We work our bodies – we push them to achieve more, to be stronger, faster. Sometimes we are able to do more than we can imagine, especially when we surround ourselves with a great team of trainers, nutritionists, doctors and so on. Not so for our mind. When was the last time you intentionally gave your mind a good workout? 

When we become static and stale in our thinking and habits, it can become harder to respond to change. When we have a failure we can get stuck in a negative mental narrative of not being good enough with the result that we start avoiding risks and challenges. We become fixed in our mindset. 

A fixed mindset is the belief that one’s abilities, intelligence, and talents are fixed traits that cannot be changed or improved. People with a fixed mindset tend to avoid challenges, give up easily in the face of obstacles, and see mistakes as evidence of their limitations. They may also be less receptive to feedback and less likely to seek out opportunities for learning and growth.

Most of us have a mixture of both growth and fixed mindsets, and our mindset can vary depending on the situation or task at hand. However, developing a growth mindset can lead to greater success and satisfaction in both personal and professional contexts –  and even more so in these times of rapid change. It’s one of the qualities that can elevate a manager to a leader. 

People with a growth mindset see challenges and failures as opportunities to learn and grow, and they embrace the idea that mistakes are a natural part of the learning process. They tend to be more resilient, adaptable, and open to new ideas and feedback.


“The mind is just like a muscle – the more you exercise it, the stronger it gets and the more it can expand.”

Idowu Koyenikan, Wealth for All: Living a Life of Success at the Edge of Your Ability


In a leadership role, a growth mindset is particularly valuable because it:
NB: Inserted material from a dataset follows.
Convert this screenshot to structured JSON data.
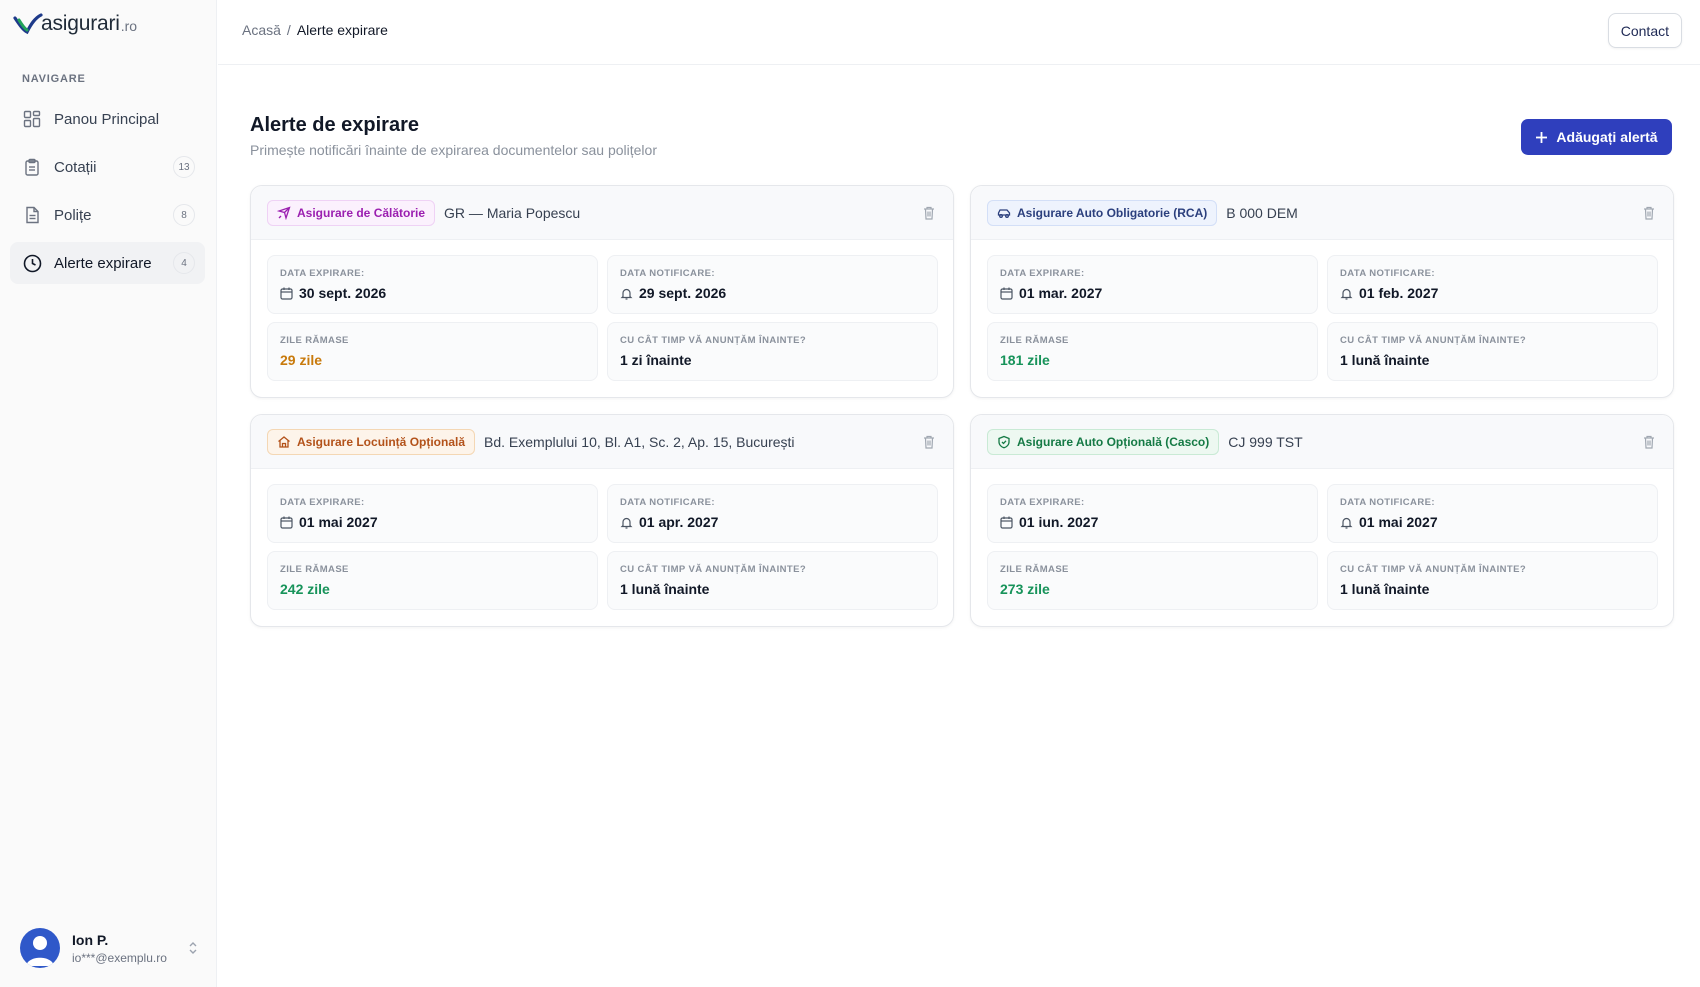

  1. Encourages innovation and creativity: Thinking outside of the box, experimentation and challenging the status quo are growth mindset characteristics 
  2. Fosters resilience and adaptability: By reframing challenges as opportunities to learn and grow, rather than as roadblocks.
  3. Improves performance and productivity: It fosters a sense of purpose, motivation, and continuous improvement that can lead to greater productivity and better results.

A growth mindset is not just about you and your performance. Leaders who have a growth mindset are more likely to encourage their employees to develop their skills and knowledge. This can lead to a more engaged and motivated workforce, which can have a positive impact on the overall success of the business. It’s a win-win. We love those. I recall a time early in my career when I responded to challenges with a fixed mindset and not only did it limit my capabilities, I noticed that I started judging others with the same ‘fixed’ parameters. This was both unfair and unhelpful. We can achieve so much more when we grow together and that has stayed with me throughout my personal and professional life.

To develop a growth mindset, senior leaders can implement the following strategies:

  1. Encourage a culture of learning: Provide employees with opportunities to learn and grow, such as workshops, training programs, and mentorship programs. Encourage them to take on new challenges and provide them with the resources and support they need to succeed.
  2. Recognize and reward effort: Instead of solely focusing on outcomes, acknowledge the effort and progress that individuals make towards their goals. This helps to reinforce a growth mindset and encourages individuals to continue to strive for improvement.
  3. Embrace failure as a learning opportunity: Create a safe space for individuals to fail and learn from their mistakes. Encourage them to reflect on what went wrong and how they can do better in the future.
  4. Challenge fixed mindsets: Be aware of and challenge fixed mindsets in the workplace. Encourage individuals to see things from different perspectives and challenge their assumptions.
  5. Lead by example: Senior leaders should model a growth mindset themselves. They should demonstrate a willingness to learn, take risks, and embrace challenges. This will inspire others to do the same and create a culture of growth and continuous improvement.

The truth is, we don’t know what the future holds. We don’t know exactly the technical skills we will need to succeed. But, if we want to stay competitive and responsive in today’s rapidly changing business environment, a growth mindset will help us get there. 


📷 by LUM3N